(Data about app and page elements)
-*-

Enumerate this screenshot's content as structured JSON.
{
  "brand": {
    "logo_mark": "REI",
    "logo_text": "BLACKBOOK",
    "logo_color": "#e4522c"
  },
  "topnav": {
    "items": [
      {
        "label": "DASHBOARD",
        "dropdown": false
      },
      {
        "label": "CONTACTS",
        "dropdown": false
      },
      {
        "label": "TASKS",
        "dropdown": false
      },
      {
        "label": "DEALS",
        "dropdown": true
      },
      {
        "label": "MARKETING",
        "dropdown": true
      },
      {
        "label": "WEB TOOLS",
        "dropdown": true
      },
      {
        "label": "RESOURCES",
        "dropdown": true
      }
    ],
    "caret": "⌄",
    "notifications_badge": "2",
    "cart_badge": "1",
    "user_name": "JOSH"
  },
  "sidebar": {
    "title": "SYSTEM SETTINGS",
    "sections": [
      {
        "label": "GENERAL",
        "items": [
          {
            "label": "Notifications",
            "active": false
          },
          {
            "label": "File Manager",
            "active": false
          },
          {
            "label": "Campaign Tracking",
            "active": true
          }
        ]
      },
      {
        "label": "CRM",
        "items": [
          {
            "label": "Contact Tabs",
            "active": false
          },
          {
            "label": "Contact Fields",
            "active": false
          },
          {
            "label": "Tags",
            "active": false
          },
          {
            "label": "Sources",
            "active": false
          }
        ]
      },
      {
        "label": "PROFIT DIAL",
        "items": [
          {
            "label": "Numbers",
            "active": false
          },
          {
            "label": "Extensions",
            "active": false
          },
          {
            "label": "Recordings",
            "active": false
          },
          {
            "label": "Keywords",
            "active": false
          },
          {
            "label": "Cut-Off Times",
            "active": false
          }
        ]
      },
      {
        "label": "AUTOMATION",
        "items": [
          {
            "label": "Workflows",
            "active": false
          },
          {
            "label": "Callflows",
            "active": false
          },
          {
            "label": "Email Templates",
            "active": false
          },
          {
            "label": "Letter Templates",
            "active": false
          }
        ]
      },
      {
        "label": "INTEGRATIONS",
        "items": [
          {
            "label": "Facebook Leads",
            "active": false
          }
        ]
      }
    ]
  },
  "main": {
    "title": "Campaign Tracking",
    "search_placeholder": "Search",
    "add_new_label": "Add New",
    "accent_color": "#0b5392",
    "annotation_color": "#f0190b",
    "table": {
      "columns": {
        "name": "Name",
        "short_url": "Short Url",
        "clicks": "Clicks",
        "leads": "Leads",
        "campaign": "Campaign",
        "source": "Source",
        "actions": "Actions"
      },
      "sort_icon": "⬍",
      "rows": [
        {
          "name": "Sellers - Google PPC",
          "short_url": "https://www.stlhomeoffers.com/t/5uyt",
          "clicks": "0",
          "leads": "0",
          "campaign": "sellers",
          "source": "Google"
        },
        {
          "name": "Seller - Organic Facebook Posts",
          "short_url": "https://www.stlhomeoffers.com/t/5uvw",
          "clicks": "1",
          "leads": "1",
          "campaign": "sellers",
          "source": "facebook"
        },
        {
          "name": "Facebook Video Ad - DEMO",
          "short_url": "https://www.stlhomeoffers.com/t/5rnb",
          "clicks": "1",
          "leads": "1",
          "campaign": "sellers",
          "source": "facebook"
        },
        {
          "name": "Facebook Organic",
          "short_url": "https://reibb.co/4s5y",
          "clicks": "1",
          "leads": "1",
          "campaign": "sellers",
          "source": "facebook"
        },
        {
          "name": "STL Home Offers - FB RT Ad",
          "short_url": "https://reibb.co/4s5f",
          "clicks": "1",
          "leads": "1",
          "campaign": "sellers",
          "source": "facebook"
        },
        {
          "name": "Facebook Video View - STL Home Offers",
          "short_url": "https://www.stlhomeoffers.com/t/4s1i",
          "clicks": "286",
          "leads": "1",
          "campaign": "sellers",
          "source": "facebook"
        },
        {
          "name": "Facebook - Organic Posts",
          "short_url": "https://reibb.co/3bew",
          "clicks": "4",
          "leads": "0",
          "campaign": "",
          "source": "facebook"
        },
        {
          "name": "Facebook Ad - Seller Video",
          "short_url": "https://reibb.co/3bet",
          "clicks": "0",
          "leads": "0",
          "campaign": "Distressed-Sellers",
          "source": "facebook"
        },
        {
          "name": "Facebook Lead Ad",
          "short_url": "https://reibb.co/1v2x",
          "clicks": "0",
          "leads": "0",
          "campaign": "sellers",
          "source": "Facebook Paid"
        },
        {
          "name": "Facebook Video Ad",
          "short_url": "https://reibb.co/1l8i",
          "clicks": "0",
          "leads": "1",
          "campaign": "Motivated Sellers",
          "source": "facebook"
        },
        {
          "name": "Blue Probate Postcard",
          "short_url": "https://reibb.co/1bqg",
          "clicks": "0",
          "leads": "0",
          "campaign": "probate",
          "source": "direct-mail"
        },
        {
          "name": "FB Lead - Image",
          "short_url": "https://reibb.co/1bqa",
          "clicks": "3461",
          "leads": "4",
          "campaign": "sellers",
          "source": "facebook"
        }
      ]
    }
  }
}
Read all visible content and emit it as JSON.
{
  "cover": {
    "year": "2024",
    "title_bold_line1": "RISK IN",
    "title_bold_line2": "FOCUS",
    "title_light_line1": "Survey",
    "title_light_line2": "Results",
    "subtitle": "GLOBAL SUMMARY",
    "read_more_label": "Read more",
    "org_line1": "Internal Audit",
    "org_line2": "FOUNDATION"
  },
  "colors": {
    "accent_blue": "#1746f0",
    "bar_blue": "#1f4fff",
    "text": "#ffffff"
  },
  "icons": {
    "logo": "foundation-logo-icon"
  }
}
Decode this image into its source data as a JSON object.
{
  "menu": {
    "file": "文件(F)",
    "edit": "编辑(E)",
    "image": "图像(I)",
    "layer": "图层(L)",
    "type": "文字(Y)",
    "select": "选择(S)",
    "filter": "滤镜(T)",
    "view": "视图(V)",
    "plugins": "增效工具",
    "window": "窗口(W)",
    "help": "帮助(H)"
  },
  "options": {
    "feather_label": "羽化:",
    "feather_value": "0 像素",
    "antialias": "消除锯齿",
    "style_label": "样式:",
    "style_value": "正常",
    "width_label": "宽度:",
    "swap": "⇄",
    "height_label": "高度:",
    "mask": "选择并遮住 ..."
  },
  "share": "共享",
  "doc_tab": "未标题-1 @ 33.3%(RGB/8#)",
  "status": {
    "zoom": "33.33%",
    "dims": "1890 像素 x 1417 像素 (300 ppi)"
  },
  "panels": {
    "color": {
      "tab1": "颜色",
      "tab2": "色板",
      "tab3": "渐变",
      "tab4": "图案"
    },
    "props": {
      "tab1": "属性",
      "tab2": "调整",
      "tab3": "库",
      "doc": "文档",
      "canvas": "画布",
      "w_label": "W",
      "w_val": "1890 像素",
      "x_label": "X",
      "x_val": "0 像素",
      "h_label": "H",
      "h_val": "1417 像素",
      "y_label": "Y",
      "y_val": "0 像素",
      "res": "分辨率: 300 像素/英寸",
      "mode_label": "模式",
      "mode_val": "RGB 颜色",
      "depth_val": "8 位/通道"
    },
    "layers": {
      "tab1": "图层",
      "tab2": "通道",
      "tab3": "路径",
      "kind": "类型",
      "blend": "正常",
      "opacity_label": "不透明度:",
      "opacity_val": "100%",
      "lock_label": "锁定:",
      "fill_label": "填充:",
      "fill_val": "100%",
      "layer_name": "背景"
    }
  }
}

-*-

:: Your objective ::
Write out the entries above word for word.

:: Your solution ::
Enumerate this screenshot's content as structured JSON.
{
  "brand": {
    "logo_mark": "REI",
    "logo_text": "BLACKBOOK",
    "logo_color": "#e4522c"
  },
  "topnav": {
    "items": [
      {
        "label": "DASHBOARD",
        "dropdown": false
      },
      {
        "label": "CONTACTS",
        "dropdown": false
      },
      {
        "label": "TASKS",
        "dropdown": false
      },
      {
        "label": "DEALS",
        "dropdown": true
      },
      {
        "label": "MARKETING",
        "dropdown": true
      },
      {
        "label": "WEB TOOLS",
        "dropdown": true
      },
      {
        "label": "RESOURCES",
        "dropdown": true
      }
    ],
    "caret": "⌄",
    "notifications_badge": "2",
    "cart_badge": "1",
    "user_name": "JOSH"
  },
  "sidebar": {
    "title": "SYSTEM SETTINGS",
    "sections": [
      {
        "label": "GENERAL",
        "items": [
          {
            "label": "Notifications",
            "active": false
          },
          {
            "label": "File Manager",
            "active": false
          },
          {
            "label": "Campaign Tracking",
            "active": true
          }
        ]
      },
      {
        "label": "CRM",
        "items": [
          {
            "label": "Contact Tabs",
            "active": false
          },
          {
            "label": "Contact Fields",
            "active": false
          },
          {
            "label": "Tags",
            "active": false
          },
          {
            "label": "Sources",
            "active": false
          }
        ]
      },
      {
        "label": "PROFIT DIAL",
        "items": [
          {
            "label": "Numbers",
            "active": false
          },
          {
            "label": "Extensions",
            "active": false
          },
          {
            "label": "Recordings",
            "active": false
          },
          {
            "label": "Keywords",
            "active": false
          },
          {
            "label": "Cut-Off Times",
            "active": false
          }
        ]
      },
      {
        "label": "AUTOMATION",
        "items": [
          {
            "label": "Workflows",
            "active": false
          },
          {
            "label": "Callflows",
            "active": false
          },
          {
            "label": "Email Templates",
            "active": false
          },
          {
            "label": "Letter Templates",
            "active": false
          }
        ]
      },
      {
        "label": "INTEGRATIONS",
        "items": [
          {
            "label": "Facebook Leads",
            "active": false
          }
        ]
      }
    ]
  },
  "main": {
    "title": "Campaign Tracking",
    "search_placeholder": "Search",
    "add_new_label": "Add New",
    "accent_color": "#0b5392",
    "annotation_color": "#f0190b",
    "table": {
      "columns": {
        "name": "Name",
        "short_url": "Short Url",
        "clicks": "Clicks",
        "leads": "Leads",
        "campaign": "Campaign",
        "source": "Source",
        "actions": "Actions"
      },
      "sort_icon": "⬍",
      "rows": [
        {
          "name": "Sellers - Google PPC",
          "short_url": "https://www.stlhomeoffers.com/t/5uyt",
          "clicks": "0",
          "leads": "0",
          "campaign": "sellers",
          "source": "Google"
        },
        {
          "name": "Seller - Organic Facebook Posts",
          "short_url": "https://www.stlhomeoffers.com/t/5uvw",
          "clicks": "1",
          "leads": "1",
          "campaign": "sellers",
          "source": "facebook"
        },
        {
          "name": "Facebook Video Ad - DEMO",
          "short_url": "https://www.stlhomeoffers.com/t/5rnb",
          "clicks": "1",
          "leads": "1",
          "campaign": "sellers",
          "source": "facebook"
        },
        {
          "name": "Facebook Organic",
          "short_url": "https://reibb.co/4s5y",
          "clicks": "1",
          "leads": "1",
          "campaign": "sellers",
          "source": "facebook"
        },
        {
          "name": "STL Home Offers - FB RT Ad",
          "short_url": "https://reibb.co/4s5f",
          "clicks": "1",
          "leads": "1",
          "campaign": "sellers",
          "source": "facebook"
        },
        {
          "name": "Facebook Video View - STL Home Offers",
          "short_url": "https://www.stlhomeoffers.com/t/4s1i",
          "clicks": "286",
          "leads": "1",
          "campaign": "sellers",
          "source": "facebook"
        },
        {
          "name": "Facebook - Organic Posts",
          "short_url": "https://reibb.co/3bew",
          "clicks": "4",
          "leads": "0",
          "campaign": "",
          "source": "facebook"
        },
        {
          "name": "Facebook Ad - Seller Video",
          "short_url": "https://reibb.co/3bet",
          "clicks": "0",
          "leads": "0",
          "campaign": "Distressed-Sellers",
          "source": "facebook"
        },
        {
          "name": "Facebook Lead Ad",
          "short_url": "https://reibb.co/1v2x",
          "clicks": "0",
          "leads": "0",
          "campaign": "sellers",
          "source": "Facebook Paid"
        },
        {
          "name": "Facebook Video Ad",
          "short_url": "https://reibb.co/1l8i",
          "clicks": "0",
          "leads": "1",
          "campaign": "Motivated Sellers",
          "source": "facebook"
        },
        {
          "name": "Blue Probate Postcard",
          "short_url": "https://reibb.co/1bqg",
          "clicks": "0",
          "leads": "0",
          "campaign": "probate",
          "source": "direct-mail"
        },
        {
          "name": "FB Lead - Image",
          "short_url": "https://reibb.co/1bqa",
          "clicks": "3461",
          "leads": "4",
          "campaign": "sellers",
          "source": "facebook"
        }
      ]
    }
  }
}
Read all visible content and emit it as JSON.
{
  "cover": {
    "year": "2024",
    "title_bold_line1": "RISK IN",
    "title_bold_line2": "FOCUS",
    "title_light_line1": "Survey",
    "title_light_line2": "Results",
    "subtitle": "GLOBAL SUMMARY",
    "read_more_label": "Read more",
    "org_line1": "Internal Audit",
    "org_line2": "FOUNDATION"
  },
  "colors": {
    "accent_blue": "#1746f0",
    "bar_blue": "#1f4fff",
    "text": "#ffffff"
  },
  "icons": {
    "logo": "foundation-logo-icon"
  }
}
Decode this image into its source data as a JSON object.
{
  "menu": {
    "file": "文件(F)",
    "edit": "编辑(E)",
    "image": "图像(I)",
    "layer": "图层(L)",
    "type": "文字(Y)",
    "select": "选择(S)",
    "filter": "滤镜(T)",
    "view": "视图(V)",
    "plugins": "增效工具",
    "window": "窗口(W)",
    "help": "帮助(H)"
  },
  "options": {
    "feather_label": "羽化:",
    "feather_value": "0 像素",
    "antialias": "消除锯齿",
    "style_label": "样式:",
    "style_value": "正常",
    "width_label": "宽度:",
    "swap": "⇄",
    "height_label": "高度:",
    "mask": "选择并遮住 ..."
  },
  "share": "共享",
  "doc_tab": "未标题-1 @ 33.3%(RGB/8#)",
  "status": {
    "zoom": "33.33%",
    "dims": "1890 像素 x 1417 像素 (300 ppi)"
  },
  "panels": {
    "color": {
      "tab1": "颜色",
      "tab2": "色板",
      "tab3": "渐变",
      "tab4": "图案"
    },
    "props": {
      "tab1": "属性",
      "tab2": "调整",
      "tab3": "库",
      "doc": "文档",
      "canvas": "画布",
      "w_label": "W",
      "w_val": "1890 像素",
      "x_label": "X",
      "x_val": "0 像素",
      "h_label": "H",
      "h_val": "1417 像素",
      "y_label": "Y",
      "y_val": "0 像素",
      "res": "分辨率: 300 像素/英寸",
      "mode_label": "模式",
      "mode_val": "RGB 颜色",
      "depth_val": "8 位/通道"
    },
    "layers": {
      "tab1": "图层",
      "tab2": "通道",
      "tab3": "路径",
      "kind": "类型",
      "blend": "正常",
      "opacity_label": "不透明度:",
      "opacity_val": "100%",
      "lock_label": "锁定:",
      "fill_label": "填充:",
      "fill_val": "100%",
      "layer_name": "背景"
    }
  }
}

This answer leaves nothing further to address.